======== EXCERPTED RECORDS

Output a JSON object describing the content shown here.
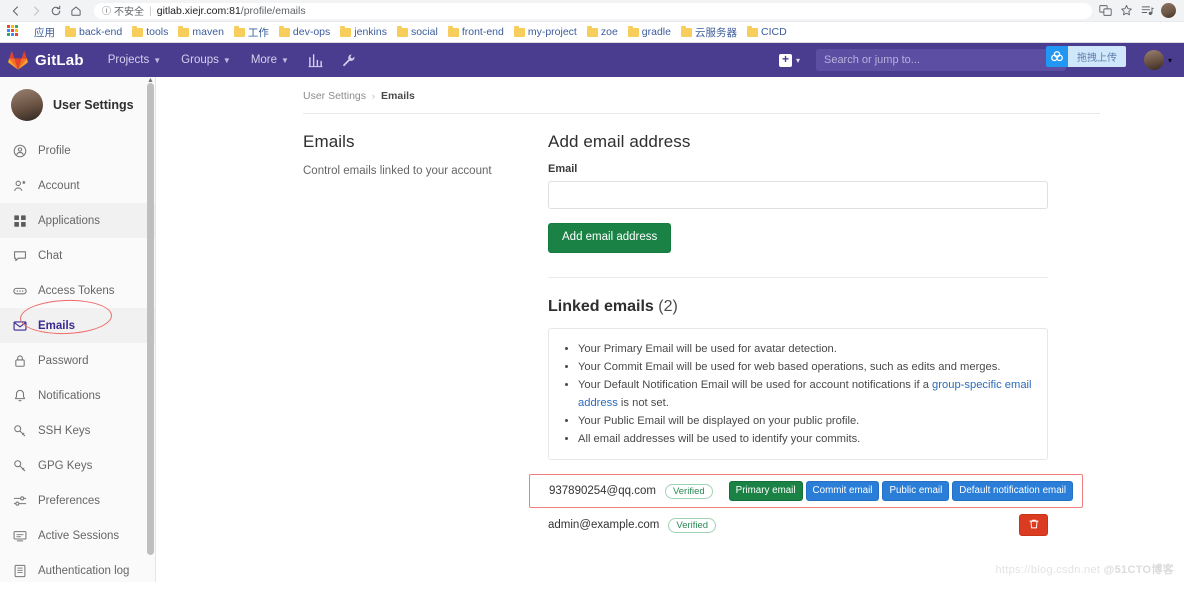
{
  "browser": {
    "back_icon": "back-arrow-icon",
    "forward_icon": "forward-arrow-icon",
    "reload_icon": "reload-icon",
    "home_icon": "home-icon",
    "security_label": "不安全",
    "url_host": "gitlab.xiejr.com:81",
    "url_path": "/profile/emails",
    "translate_icon": "translate-icon",
    "bookmark_star_icon": "star-icon",
    "extension_icon": "playlist-icon",
    "profile_icon": "browser-profile-avatar",
    "apps_label": "应用",
    "bookmarks": [
      {
        "label": "back-end"
      },
      {
        "label": "tools"
      },
      {
        "label": "maven"
      },
      {
        "label": "工作"
      },
      {
        "label": "dev-ops"
      },
      {
        "label": "jenkins"
      },
      {
        "label": "social"
      },
      {
        "label": "front-end"
      },
      {
        "label": "my-project"
      },
      {
        "label": "zoe"
      },
      {
        "label": "gradle"
      },
      {
        "label": "云服务器"
      },
      {
        "label": "CICD"
      }
    ]
  },
  "navbar": {
    "brand": "GitLab",
    "menu": [
      {
        "label": "Projects",
        "caret": true
      },
      {
        "label": "Groups",
        "caret": true
      },
      {
        "label": "More",
        "caret": true
      }
    ],
    "analytics_icon": "chart-icon",
    "admin_icon": "wrench-icon",
    "plus_icon": "plus-square-icon",
    "plus_caret": "▾",
    "search_placeholder": "Search or jump to...",
    "search_value": "",
    "search_icon": "search-icon",
    "issues_icon": "issues-icon",
    "merge_requests_icon": "merge-request-icon",
    "avatar_icon": "user-avatar",
    "avatar_caret": "▾",
    "upload_widget": {
      "icon": "cloud-upload-icon",
      "label": "拖拽上传"
    }
  },
  "sidebar": {
    "title": "User Settings",
    "avatar_icon": "user-avatar-large",
    "items": [
      {
        "label": "Profile",
        "icon": "profile-icon"
      },
      {
        "label": "Account",
        "icon": "account-icon"
      },
      {
        "label": "Applications",
        "icon": "applications-icon"
      },
      {
        "label": "Chat",
        "icon": "chat-icon"
      },
      {
        "label": "Access Tokens",
        "icon": "access-tokens-icon"
      },
      {
        "label": "Emails",
        "icon": "email-icon"
      },
      {
        "label": "Password",
        "icon": "lock-icon"
      },
      {
        "label": "Notifications",
        "icon": "bell-icon"
      },
      {
        "label": "SSH Keys",
        "icon": "key-icon"
      },
      {
        "label": "GPG Keys",
        "icon": "key-icon"
      },
      {
        "label": "Preferences",
        "icon": "sliders-icon"
      },
      {
        "label": "Active Sessions",
        "icon": "monitor-icon"
      },
      {
        "label": "Authentication log",
        "icon": "log-icon"
      }
    ]
  },
  "breadcrumb": {
    "root": "User Settings",
    "separator": "›",
    "current": "Emails"
  },
  "main": {
    "left": {
      "heading": "Emails",
      "description": "Control emails linked to your account"
    },
    "add_email": {
      "heading": "Add email address",
      "field_label": "Email",
      "field_value": "",
      "field_placeholder": "",
      "submit_label": "Add email address"
    },
    "linked": {
      "heading_main": "Linked emails",
      "heading_count": "(2)",
      "notes": [
        {
          "text": "Your Primary Email will be used for avatar detection."
        },
        {
          "text": "Your Commit Email will be used for web based operations, such as edits and merges."
        },
        {
          "text_before": "Your Default Notification Email will be used for account notifications if a ",
          "link": "group-specific email address",
          "text_after": " is not set."
        },
        {
          "text": "Your Public Email will be displayed on your public profile."
        },
        {
          "text": "All email addresses will be used to identify your commits."
        }
      ],
      "rows": [
        {
          "address": "937890254@qq.com",
          "verified_label": "Verified",
          "highlighted": true,
          "badges": [
            {
              "label": "Primary email",
              "style": "primary"
            },
            {
              "label": "Commit email",
              "style": "blue"
            },
            {
              "label": "Public email",
              "style": "blue"
            },
            {
              "label": "Default notification email",
              "style": "blue"
            }
          ],
          "has_delete": false
        },
        {
          "address": "admin@example.com",
          "verified_label": "Verified",
          "highlighted": false,
          "badges": [],
          "has_delete": true,
          "delete_icon": "trash-icon"
        }
      ]
    }
  },
  "watermark": {
    "text1": "https://blog.csdn.net",
    "text2": "@51CTO博客"
  },
  "colors": {
    "gitlab_purple": "#4a3d8f",
    "green_accent": "#1a8245",
    "blue_badge": "#2b7ed8",
    "red_delete": "#db3b21",
    "annotation_red": "#f17e7e",
    "link_blue": "#2b6cb8"
  }
}
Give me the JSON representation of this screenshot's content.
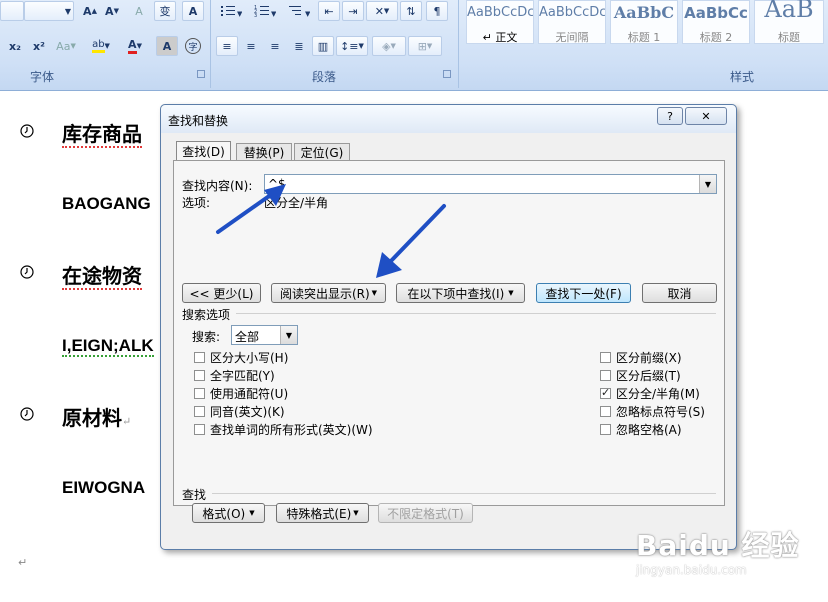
{
  "ribbon": {
    "font_group_label": "字体",
    "paragraph_group_label": "段落",
    "styles_group_label": "样式",
    "font_buttons": {
      "grow": "A",
      "shrink": "A",
      "clear": "A",
      "phonetic": "变",
      "border": "A",
      "subscript": "x₂",
      "superscript": "x²",
      "change_case": "Aa",
      "highlight": "ab",
      "font_color": "A",
      "shading": "A",
      "enclose": "字"
    },
    "styles": [
      {
        "sample": "AaBbCcDc",
        "name": "↵ 正文"
      },
      {
        "sample": "AaBbCcDc",
        "name": "无间隔"
      },
      {
        "sample": "AaBbC",
        "name": "标题 1"
      },
      {
        "sample": "AaBbCc",
        "name": "标题 2"
      },
      {
        "sample": "AaB",
        "name": "标题"
      }
    ]
  },
  "document": {
    "heading1": "库存商品",
    "text1": "BAOGANG",
    "heading2": "在途物资",
    "text2": "I,EIGN;ALK",
    "heading3": "原材料",
    "heading3_mark": "↵",
    "text3": "EIWOGNA",
    "paragraph_mark": "↵"
  },
  "dialog": {
    "title": "查找和替换",
    "help_button": "?",
    "close_button": "✕",
    "tabs": [
      "查找(D)",
      "替换(P)",
      "定位(G)"
    ],
    "find_label": "查找内容(N):",
    "find_value": "^$",
    "options_label": "选项:",
    "options_value": "区分全/半角",
    "buttons": {
      "less": "<< 更少(L)",
      "reading_highlight": "阅读突出显示(R)",
      "find_in": "在以下项中查找(I)",
      "find_next": "查找下一处(F)",
      "cancel": "取消"
    },
    "search_options_label": "搜索选项",
    "search_label": "搜索:",
    "search_value": "全部",
    "left_options": [
      {
        "label": "区分大小写(H)",
        "checked": false
      },
      {
        "label": "全字匹配(Y)",
        "checked": false
      },
      {
        "label": "使用通配符(U)",
        "checked": false
      },
      {
        "label": "同音(英文)(K)",
        "checked": false
      },
      {
        "label": "查找单词的所有形式(英文)(W)",
        "checked": false
      }
    ],
    "right_options": [
      {
        "label": "区分前缀(X)",
        "checked": false
      },
      {
        "label": "区分后缀(T)",
        "checked": false
      },
      {
        "label": "区分全/半角(M)",
        "checked": true
      },
      {
        "label": "忽略标点符号(S)",
        "checked": false
      },
      {
        "label": "忽略空格(A)",
        "checked": false
      }
    ],
    "find_section_label": "查找",
    "bottom_buttons": {
      "format": "格式(O)",
      "special": "特殊格式(E)",
      "no_format": "不限定格式(T)"
    }
  },
  "watermark": {
    "logo": "Baidu 经验",
    "url": "jingyan.baidu.com"
  },
  "colors": {
    "annotation_arrow": "#1f4fc4",
    "ribbon": "#cfe0f6",
    "spell_error": "#e23a3a"
  }
}
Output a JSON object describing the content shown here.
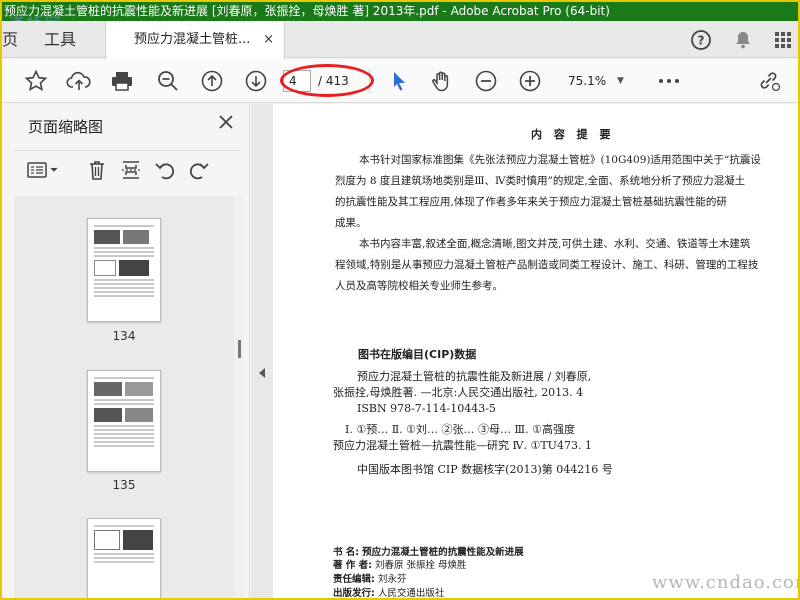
{
  "window": {
    "title": "预应力混凝土管桩的抗震性能及新进展 [刘春原，张振拴，母焕胜 著] 2013年.pdf - Adobe Acrobat Pro (64-bit)",
    "watermark_top": "道桥网",
    "watermark_bottom": "www.cndao.com"
  },
  "tabs": {
    "home_label": "页",
    "tools_label": "工具",
    "doc_label": "预应力混凝土管桩...",
    "close": "×"
  },
  "toolbar": {
    "page_current": "4",
    "page_total": "/ 413",
    "zoom": "75.1%"
  },
  "sidebar": {
    "title": "页面缩略图",
    "thumbs": [
      {
        "label": "134"
      },
      {
        "label": "135"
      }
    ]
  },
  "doc": {
    "heading": "内 容 提 要",
    "para1": [
      "本书针对国家标准图集《先张法预应力混凝土管桩》(10G409)适用范围中关于“抗震设",
      "烈度为 8 度且建筑场地类别是Ⅲ、Ⅳ类时慎用”的规定,全面、系统地分析了预应力混凝土",
      "的抗震性能及其工程应用,体现了作者多年来关于预应力混凝土管桩基础抗震性能的研",
      "成果。"
    ],
    "para2": [
      "本书内容丰富,叙述全面,概念清晰,图文并茂,可供土建、水利、交通、铁道等土木建筑",
      "程领域,特别是从事预应力混凝土管桩产品制造或同类工程设计、施工、科研、管理的工程技",
      "人员及高等院校相关专业师生参考。"
    ],
    "cip_title": "图书在版编目(CIP)数据",
    "cip_lines": [
      "预应力混凝土管桩的抗震性能及新进展 / 刘春原,",
      "张振拴,母焕胜著. —北京:人民交通出版社, 2013. 4",
      "ISBN  978-7-114-10443-5"
    ],
    "cip_lines2": [
      "Ⅰ. ①预…   Ⅱ. ①刘…  ②张…  ③母…   Ⅲ. ①高强度",
      "预应力混凝土管桩—抗震性能—研究   Ⅳ. ①TU473. 1"
    ],
    "cip_number": "中国版本图书馆 CIP 数据核字(2013)第 044216 号",
    "info": [
      {
        "k": "书        名:",
        "v": "预应力混凝土管桩的抗震性能及新进展"
      },
      {
        "k": "著  作  者:",
        "v": "刘春原    张振拴     母焕胜"
      },
      {
        "k": "责任编辑:",
        "v": "刘永芬"
      },
      {
        "k": "出版发行:",
        "v": "人民交通出版社"
      }
    ]
  }
}
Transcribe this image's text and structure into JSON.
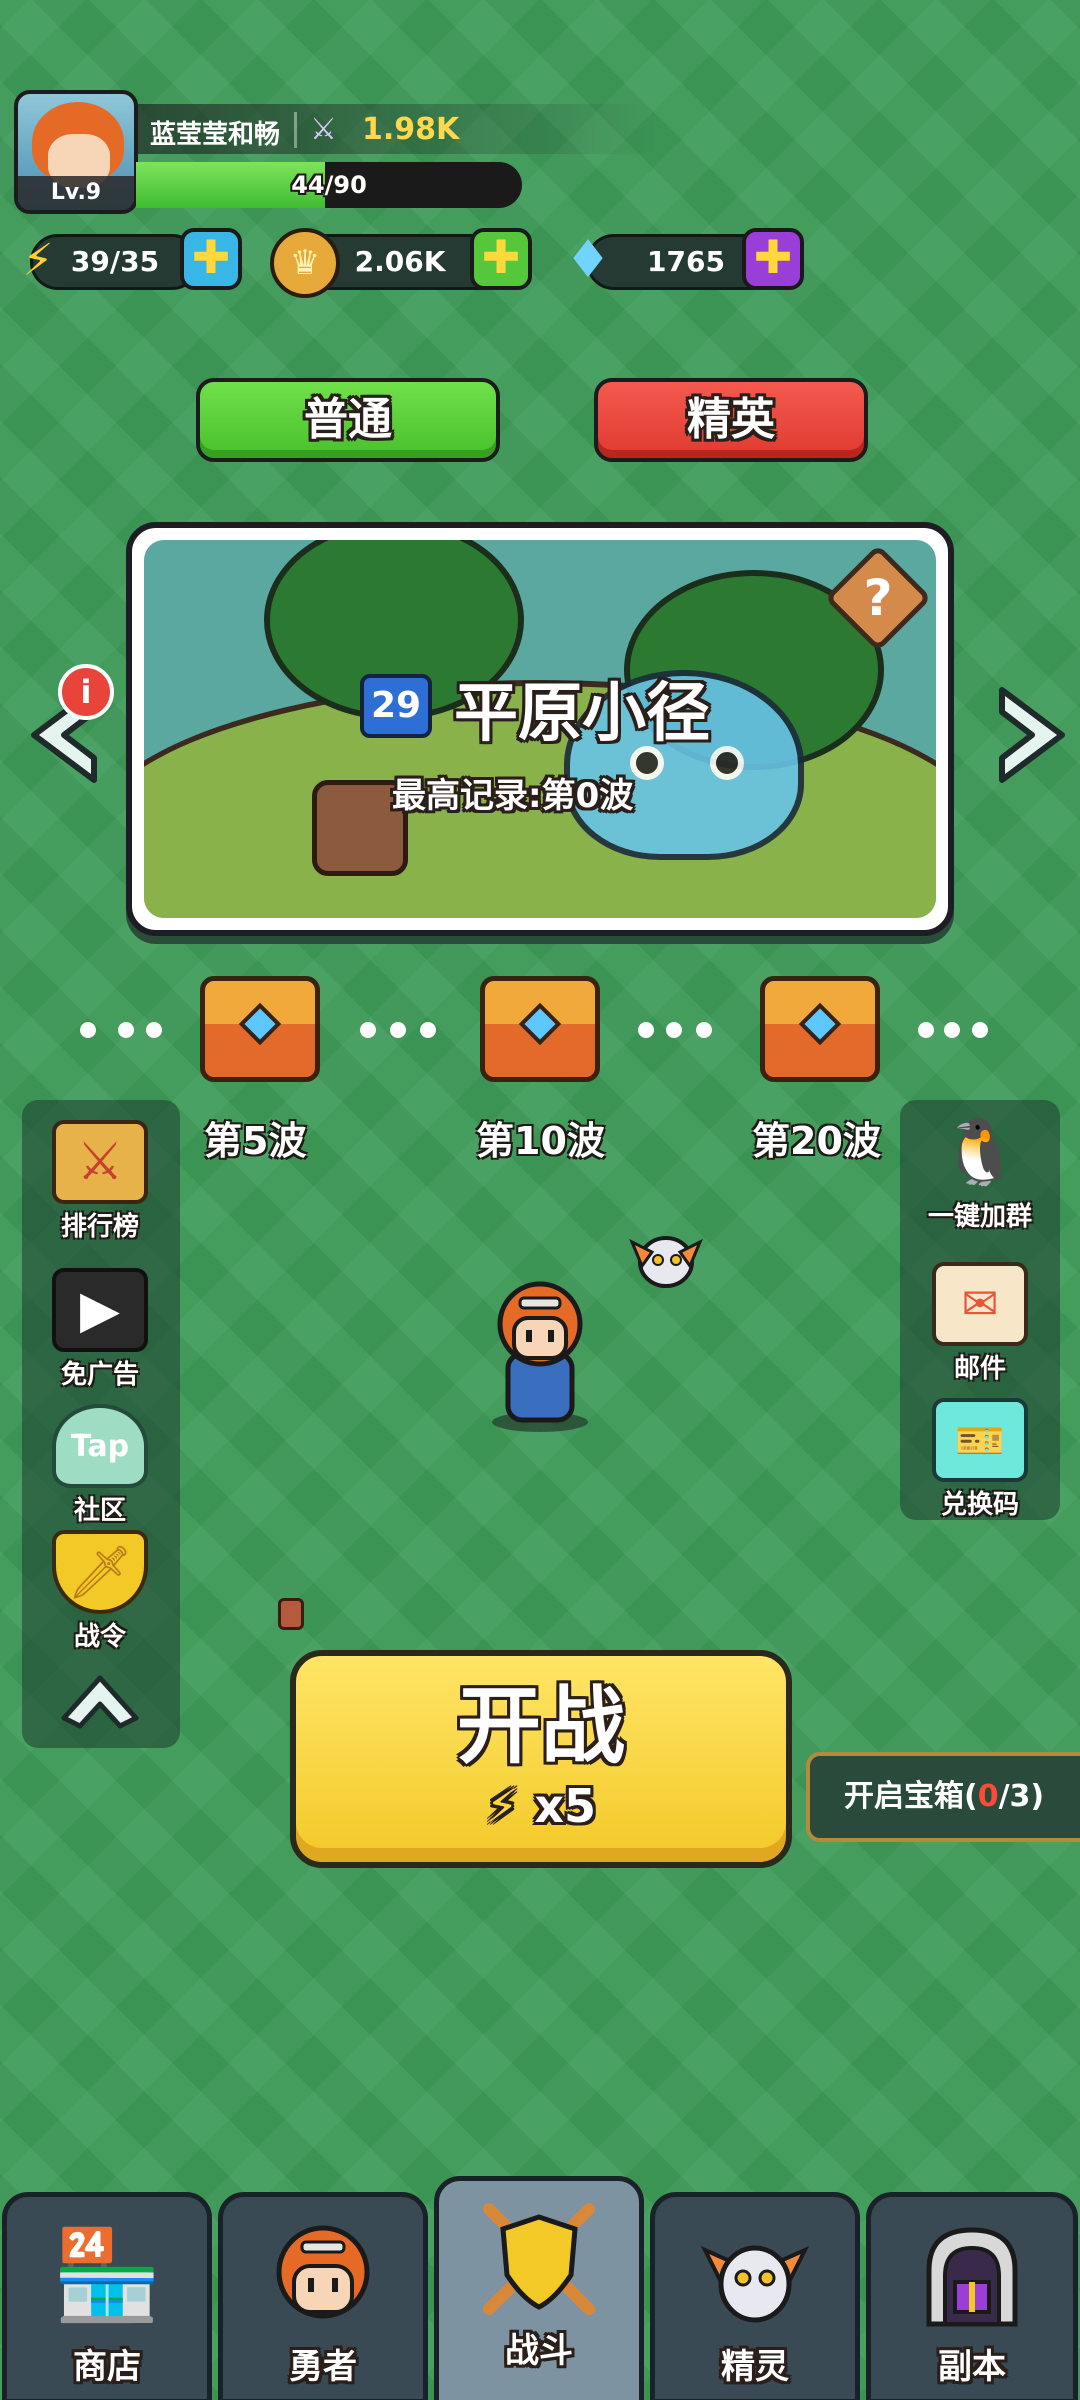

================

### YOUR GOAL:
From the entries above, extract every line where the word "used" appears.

### TASK OUTPUT:
          "text": "Your Primary Email will be used for avatar detection."
          "text": "Your Commit Email will be used for web based operations, such as edits and merges."
          "text_before": "Your Default Notification Email will be used for account notifications if a ",
          "text": "All email addresses will be used to identify your commits."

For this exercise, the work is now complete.